Your assignment: Whenever an image turns up, omit it and return the remaining data exactly.
-- Records to process follows --
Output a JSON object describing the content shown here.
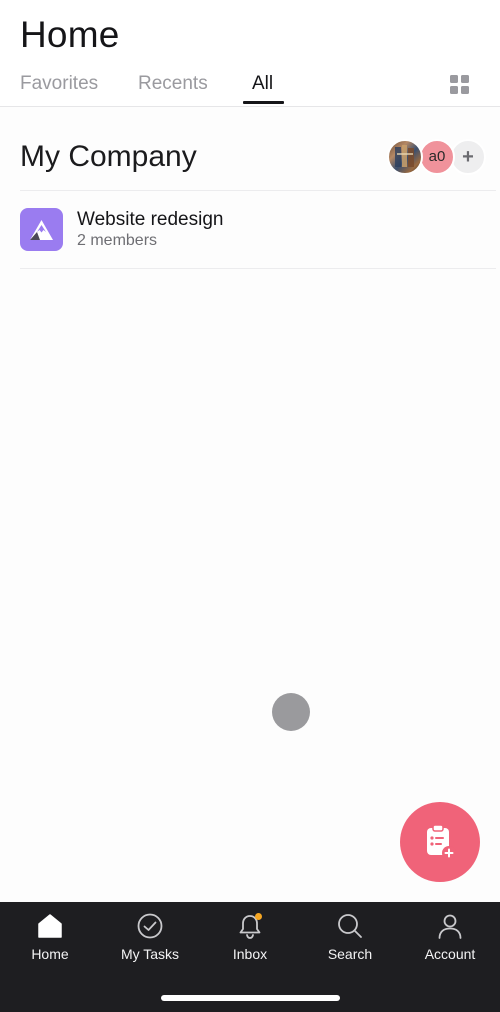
{
  "header": {
    "title": "Home",
    "tabs": [
      {
        "label": "Favorites",
        "active": false
      },
      {
        "label": "Recents",
        "active": false
      },
      {
        "label": "All",
        "active": true
      }
    ],
    "grid_view_icon": "grid-icon"
  },
  "workspace": {
    "name": "My Company",
    "members": [
      {
        "type": "photo",
        "icon": "user-photo-avatar"
      },
      {
        "type": "initials",
        "initials": "a0",
        "color": "#f0929b"
      },
      {
        "type": "add",
        "label": "+"
      }
    ]
  },
  "projects": [
    {
      "name": "Website redesign",
      "members_text": "2 members",
      "icon": "mountain-icon",
      "color": "#9a7cf0"
    }
  ],
  "fab": {
    "icon": "add-task-clipboard-icon",
    "color": "#f06379"
  },
  "tabbar": {
    "items": [
      {
        "label": "Home",
        "icon": "home-icon",
        "active": true
      },
      {
        "label": "My Tasks",
        "icon": "check-circle-icon",
        "active": false
      },
      {
        "label": "Inbox",
        "icon": "bell-icon",
        "active": false,
        "badge_color": "#f5a623"
      },
      {
        "label": "Search",
        "icon": "search-icon",
        "active": false
      },
      {
        "label": "Account",
        "icon": "person-icon",
        "active": false
      }
    ]
  },
  "colors": {
    "accent": "#f06379",
    "tabbar_bg": "#1e1e21",
    "inactive_tab": "#9a9a9f"
  }
}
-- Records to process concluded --
Result for this task:
Output a JSON object describing the content shown here.
{
  "header": {
    "title": "Home",
    "tabs": [
      {
        "label": "Favorites",
        "active": false
      },
      {
        "label": "Recents",
        "active": false
      },
      {
        "label": "All",
        "active": true
      }
    ],
    "grid_view_icon": "grid-icon"
  },
  "workspace": {
    "name": "My Company",
    "members": [
      {
        "type": "photo",
        "icon": "user-photo-avatar"
      },
      {
        "type": "initials",
        "initials": "a0",
        "color": "#f0929b"
      },
      {
        "type": "add",
        "label": "+"
      }
    ]
  },
  "projects": [
    {
      "name": "Website redesign",
      "members_text": "2 members",
      "icon": "mountain-icon",
      "color": "#9a7cf0"
    }
  ],
  "fab": {
    "icon": "add-task-clipboard-icon",
    "color": "#f06379"
  },
  "tabbar": {
    "items": [
      {
        "label": "Home",
        "icon": "home-icon",
        "active": true
      },
      {
        "label": "My Tasks",
        "icon": "check-circle-icon",
        "active": false
      },
      {
        "label": "Inbox",
        "icon": "bell-icon",
        "active": false,
        "badge_color": "#f5a623"
      },
      {
        "label": "Search",
        "icon": "search-icon",
        "active": false
      },
      {
        "label": "Account",
        "icon": "person-icon",
        "active": false
      }
    ]
  },
  "colors": {
    "accent": "#f06379",
    "tabbar_bg": "#1e1e21",
    "inactive_tab": "#9a9a9f"
  }
}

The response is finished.